"Despite the stress, that swimming pool has ended up being worth it!
"Auckland gets stinking hot in summer and the family are in and out of that pool over and over throughout the day.
"I don't know what the cost per swim is, but I think we've definitely come out on top in the end."
Jesse Mulligan, The Project co-host and RNZ National presenter.
Money. It's the driving factor behind many life choices, but is it the be-all and end-all?
'Me and My Money' is a regular feature that investigates Kiwi attitudes towards money and what drives the choices they make.
A born saver, co-host of The Project Jesse Mulligan is happy to splash out on things that provide long-term enjoyment...like a swimming pool and tap filter system. But he draws the line at paying for high-end cellphones.
1. Are you a saver or a spender?
Beyond food and drink, I don't tend to spend anything on a daily basis. Mind you, I have four children: that’s a lot of food and drink!
I never formed shopping habits - to a fault! A new pair of shoes come when the old ones get a hole in them.
2. Has COVID-19 influenced your attitude to money?

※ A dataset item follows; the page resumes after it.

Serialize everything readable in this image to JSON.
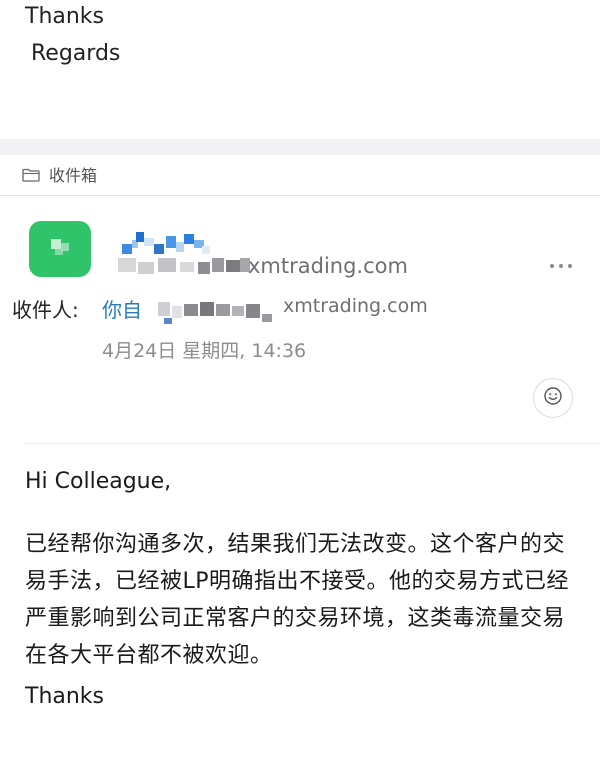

When lockdown came and various media companies shut down, I became very, very thankful for the work I had.
The trick is to maintain that gratitude - even when the immediate danger is over.
3. What has been your biggest financial lesson, success or failure?
When we renovated in 2019, we spent more than I wanted to.
Some of it was unavoidable stuff - the sorts of things that happen during a build.
But some of it was stuff I could have avoided if I’d planned things differently or got expert advice earlier.
A couple of times when we were putting in a swimming pool, I made a judgement call to do things a certain way to save money. By trying to cut corners, I ended up spending more cash in the long run. It was extremely stressful, spending hours on the phone with the designer, the council, the pool installer, the fencer, the engineer, the digger driver!
I left myself with problems that were very difficult to solve as the pool progressed. I’m reminded of these failures every time I look at our mortgage balance!
4. Give an example of a recent purchase that you consider was great value for money
The other day Guy Williams mocked me for my obscure phone brand.
I've fallen out with Apple and Samsung over the years and hate having to spend so much to get a new one.
I asked a guy in a tech shop what the best bang for buck is and he replied, 'OnePlus'. So now when I need one, I buy second-hand, old model OnePlus phones from Trade Me.
That's the long answer. The short one is $300 to $400.
5. Give an example of a recent purchase that you consider was great value for money?
Despite the stress, that swimming pool has ended up being worth it!
Auckland gets stinking hot in summer and the family are in and out of that pool over and over throughout the day.
I don't know what the cost per swim is, but I think we've definitely come out on top in the end.
6. What was your last impulse or fritter purchase and how did you feel about it afterwards?
When renovating, we bought a Billi instant boiling water and filter tap for the kitchen.
It was a lot to spend to replace a $20 Briscoes jug, but I love it every time I use it.
I wouldn't call it an impulse purchase because we chatted about it for a long time before making the decision. But it’s definitely a luxury item of the best sort - one that I'm thankful for several times a day.
7. If you had spare cash to invest, what would you invest in?
A friend at the leading edge of regenerative agriculture has just opened up a capital raising project for his farm.
I would love to put some money into that, but I can't justify locking cash away for an indefinite period.
8. Do you use a credit card and if so, do you pay the full balance off each month?
Yes, money writer Mary Holm got me onto this trick. Put everything on the credit card and use a revolving mortgage to pay it off in full each month.
It works like this: keep money in the mortgage account to keep interest payments as low as possible, then pay off the credit card the day before interest is charged on purchases.
9. Does having more money increase happiness?
I'm afraid it does. But the returns are diminishing.
There’s a lot of happiness from no longer being in financial trouble every month, a bit more happiness from being able to buy what we need when we want...and a tiny little bit of extra happiness by drinking wine that costs $25 a bottle compared to a $15 bottle.
10. The best money advice someone's ever given you?
To pay the kids' pocket money and split it three ways:
1. Money they spend.
2. Money they save.
3. Money they donate.
That's the approach we’re going to take when they’re old enough. We hope it goes some way towards raising good citizens of the world.
The views expressed in this article are personal and are not professional financial advice.